# Why in Optics total internal reflection happens this way?

1. May 1, 2014

### idmond dantes

why total internal reflection happens only when a beam of light
travels from a medium with higher index of refraction to a medium
with lower index of refraction and not the other way around
(i.e from a medium with lower index of refraction to a medium with a higher one)?

2. May 2, 2014

### Drakkith

Staff Emeritus
From wiki:http://en.wikipedia.org/wiki/Total_internal_reflection

The key here lies in the fact that the waves are refracted towards the normal of the boundary when passing from a medium with lower to higher refractive index, but are refracted away from the normal of the boundary when passing from a higher refractive index to a lower refractive index.

When a ray of light passes from the lower refractive index to the higher, it is refracted towards the normal. In other words, the angle at which the ray emerges from the boundary is less than what the angle of incidence was before the ray passed through the boundary. So a ray of light entering a medium with a higher refractive index at an angle of 45 degrees is refracted to a lesser angle after passing through, say 30 degrees.

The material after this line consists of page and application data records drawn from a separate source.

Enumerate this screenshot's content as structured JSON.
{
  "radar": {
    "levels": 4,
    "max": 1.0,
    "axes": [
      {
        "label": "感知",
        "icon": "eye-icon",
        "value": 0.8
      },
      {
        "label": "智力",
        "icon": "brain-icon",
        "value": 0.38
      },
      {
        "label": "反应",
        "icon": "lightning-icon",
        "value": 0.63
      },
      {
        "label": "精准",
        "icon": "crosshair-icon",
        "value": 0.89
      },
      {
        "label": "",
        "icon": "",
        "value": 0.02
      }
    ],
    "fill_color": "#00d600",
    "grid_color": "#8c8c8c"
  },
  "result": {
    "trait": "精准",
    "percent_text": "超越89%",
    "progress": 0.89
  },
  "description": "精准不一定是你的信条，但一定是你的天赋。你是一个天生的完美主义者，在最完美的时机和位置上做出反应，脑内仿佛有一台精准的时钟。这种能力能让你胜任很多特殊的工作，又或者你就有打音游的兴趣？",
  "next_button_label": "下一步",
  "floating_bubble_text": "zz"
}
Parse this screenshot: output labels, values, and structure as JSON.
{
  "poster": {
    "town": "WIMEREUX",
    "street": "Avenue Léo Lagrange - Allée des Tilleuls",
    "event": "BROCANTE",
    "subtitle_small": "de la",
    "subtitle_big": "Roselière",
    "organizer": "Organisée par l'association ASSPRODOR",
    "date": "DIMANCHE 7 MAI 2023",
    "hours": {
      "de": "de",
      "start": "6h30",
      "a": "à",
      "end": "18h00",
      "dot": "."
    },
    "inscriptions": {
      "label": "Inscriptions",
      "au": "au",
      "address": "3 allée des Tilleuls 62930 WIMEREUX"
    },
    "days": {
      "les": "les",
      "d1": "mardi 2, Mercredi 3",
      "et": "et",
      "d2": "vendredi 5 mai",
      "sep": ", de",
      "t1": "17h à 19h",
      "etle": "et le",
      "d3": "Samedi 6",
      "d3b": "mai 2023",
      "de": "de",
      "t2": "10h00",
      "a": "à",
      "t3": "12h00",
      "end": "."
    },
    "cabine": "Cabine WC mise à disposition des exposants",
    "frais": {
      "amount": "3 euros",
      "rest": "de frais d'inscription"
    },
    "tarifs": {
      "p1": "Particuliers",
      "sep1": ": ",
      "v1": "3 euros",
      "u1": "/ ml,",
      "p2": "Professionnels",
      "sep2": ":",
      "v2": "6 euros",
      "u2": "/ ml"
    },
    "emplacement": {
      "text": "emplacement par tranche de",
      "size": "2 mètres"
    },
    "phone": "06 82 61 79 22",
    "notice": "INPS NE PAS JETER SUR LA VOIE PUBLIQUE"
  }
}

However, if the ray of light is traveling the opposite way and strikes the boundary at 45 degrees it will emerge into the lower refractive index medium at a greater angle, say 60 degrees. If we gradually increase the angle at which strikes the boundary, we will see the angle at which it is refracted increases until the ray is refracted parallel to the boundary. At this angle no refraction can take place and total internal reflection occurs.

Make sense?